My stepdad passed away the other day.
Three weeks ago, he went to the doctor for back pain that wouldn’t subside.
Turned out to be pancreatic cancer; tumors from his pancreas pushing into his spinal cord.
The doctor told him he had at least 3 months.
The cancer was in his bones but not his other organs.
Radiation treatment began, chemo to shortly follow.
He was admitted to hospital the other night with shortness of breath and confusion.
His blood levels were very low oxygen due to the cancer being inside his bone marrow.
He kept saying to my mom “Let’s get through this so I can get my treatment,”
“This won’t impact my treatment, right?”
He became scared, confused and agitated.
Then he passed out.
They tried reviving him for 45 minutes.
He was 48.
They think he may have had a blood clot that caused the rapid decline in health.
My mom didn’t opt for an autopsy so we won’t really know for certain.
My birth father passed away in 2008 from liver disease.
He was ill for 15 years so was slow and gradual in comparison to this but no easier, obviously.
He was my hero.
I am still broken in places due to his passing.
This is my first real experience with a more sudden death.
I have a lot of complicated feelings right now.
Some of which I feel incredibly selfish for like “Why am I not allowed to have a father figure in my life?”
Others, less selfish like “Why isn’t my mom allowed to be happy?”
“Why did he have to leave scared and confused?”
“Why did he even have to leave?”
When my birth father passed, I developed this permanent heavy weight from death’s hands resting on my shoulder, whispering the Virgil’s quote:
“Death twitches my ear;
‘Live,’ he says…
I live with an intense urgency of life.
Multiple times a day I ask myself if I’m happy with what I’m doing,
if I should be doing more,
if I’m okay with my current life,
if I should change things,
if I should move back home,
if I should change careers,
Life is a funny thing.
I’m a firm believer that we are all on our own paths that are meant to teach and we are to learn accordingly.
But I am struggling to understand what all this death is trying to teach me.

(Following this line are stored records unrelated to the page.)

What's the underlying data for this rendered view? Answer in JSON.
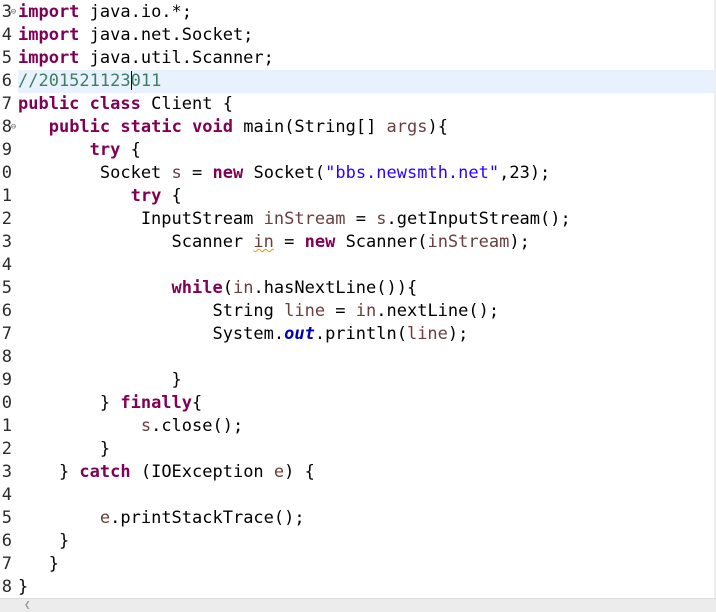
{
  "editor": {
    "line_numbers": [
      "3",
      "4",
      "5",
      "6",
      "7",
      "8",
      "9",
      "0",
      "1",
      "2",
      "3",
      "4",
      "5",
      "6",
      "7",
      "8",
      "9",
      "0",
      "1",
      "2",
      "3",
      "4",
      "5",
      "6",
      "7",
      "8"
    ],
    "fold_markers": {
      "0": "⊖",
      "5": "⊖"
    },
    "current_line_index": 3,
    "lines": [
      [
        {
          "t": "import",
          "c": "kw"
        },
        {
          "t": " java.io.*;"
        }
      ],
      [
        {
          "t": "import",
          "c": "kw"
        },
        {
          "t": " java.net.Socket;"
        }
      ],
      [
        {
          "t": "import",
          "c": "kw"
        },
        {
          "t": " java.util.Scanner;"
        }
      ],
      [
        {
          "t": "//201521123",
          "c": "cm"
        },
        {
          "caret": true
        },
        {
          "t": "011",
          "c": "cm"
        }
      ],
      [
        {
          "t": "public",
          "c": "kw"
        },
        {
          "t": " "
        },
        {
          "t": "class",
          "c": "kw"
        },
        {
          "t": " Client {"
        }
      ],
      [
        {
          "t": "   "
        },
        {
          "t": "public",
          "c": "kw"
        },
        {
          "t": " "
        },
        {
          "t": "static",
          "c": "kw"
        },
        {
          "t": " "
        },
        {
          "t": "void",
          "c": "kw"
        },
        {
          "t": " main(String[] "
        },
        {
          "t": "args",
          "c": "var"
        },
        {
          "t": "){"
        }
      ],
      [
        {
          "t": "       "
        },
        {
          "t": "try",
          "c": "kw"
        },
        {
          "t": " {"
        }
      ],
      [
        {
          "t": "        Socket "
        },
        {
          "t": "s",
          "c": "var"
        },
        {
          "t": " = "
        },
        {
          "t": "new",
          "c": "kw"
        },
        {
          "t": " Socket("
        },
        {
          "t": "\"bbs.newsmth.net\"",
          "c": "str"
        },
        {
          "t": ",23);"
        }
      ],
      [
        {
          "t": "           "
        },
        {
          "t": "try",
          "c": "kw"
        },
        {
          "t": " {"
        }
      ],
      [
        {
          "t": "            InputStream "
        },
        {
          "t": "inStream",
          "c": "var"
        },
        {
          "t": " = "
        },
        {
          "t": "s",
          "c": "var"
        },
        {
          "t": ".getInputStream();"
        }
      ],
      [
        {
          "t": "               Scanner "
        },
        {
          "t": "in",
          "c": "var squig"
        },
        {
          "t": " = "
        },
        {
          "t": "new",
          "c": "kw"
        },
        {
          "t": " Scanner("
        },
        {
          "t": "inStream",
          "c": "var"
        },
        {
          "t": ");"
        }
      ],
      [
        {
          "t": ""
        }
      ],
      [
        {
          "t": "               "
        },
        {
          "t": "while",
          "c": "kw"
        },
        {
          "t": "("
        },
        {
          "t": "in",
          "c": "var"
        },
        {
          "t": ".hasNextLine()){"
        }
      ],
      [
        {
          "t": "                   String "
        },
        {
          "t": "line",
          "c": "var"
        },
        {
          "t": " = "
        },
        {
          "t": "in",
          "c": "var"
        },
        {
          "t": ".nextLine();"
        }
      ],
      [
        {
          "t": "                   System."
        },
        {
          "t": "out",
          "c": "fld"
        },
        {
          "t": ".println("
        },
        {
          "t": "line",
          "c": "var"
        },
        {
          "t": ");"
        }
      ],
      [
        {
          "t": ""
        }
      ],
      [
        {
          "t": "               }"
        }
      ],
      [
        {
          "t": "        } "
        },
        {
          "t": "finally",
          "c": "kw"
        },
        {
          "t": "{"
        }
      ],
      [
        {
          "t": "            "
        },
        {
          "t": "s",
          "c": "var"
        },
        {
          "t": ".close();"
        }
      ],
      [
        {
          "t": "        }"
        }
      ],
      [
        {
          "t": "    } "
        },
        {
          "t": "catch",
          "c": "kw"
        },
        {
          "t": " (IOException "
        },
        {
          "t": "e",
          "c": "var"
        },
        {
          "t": ") {"
        }
      ],
      [
        {
          "t": ""
        }
      ],
      [
        {
          "t": "        "
        },
        {
          "t": "e",
          "c": "var"
        },
        {
          "t": ".printStackTrace();"
        }
      ],
      [
        {
          "t": "    }"
        }
      ],
      [
        {
          "t": "   }"
        }
      ],
      [
        {
          "t": "}"
        }
      ]
    ]
  },
  "colors": {
    "keyword": "#7f0055",
    "string": "#2a00ff",
    "comment": "#3f7f5f",
    "local_variable": "#6a3e3e",
    "static_field": "#0000c0",
    "current_line_bg": "#e8f2fe"
  },
  "scrollbar": {
    "left_arrow_icon": "chevron-left-icon"
  }
}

I mean, I know it has taught me humility and deep empathy for the human journey.
It has taught me patience and spiritual compassion that we’re all hurting inside from something; that we’re all working on something (even if many don’t realize it) so to be kind even if people are not kind back (something I think I will forever be working on).
I thought I learned all I could the first time around.
But I guess I was wrong.
And, really, it’s not even about me.
Grief is a deeply personal experience so I cannot speak for others.
I just know that I want them back.
Please, come back.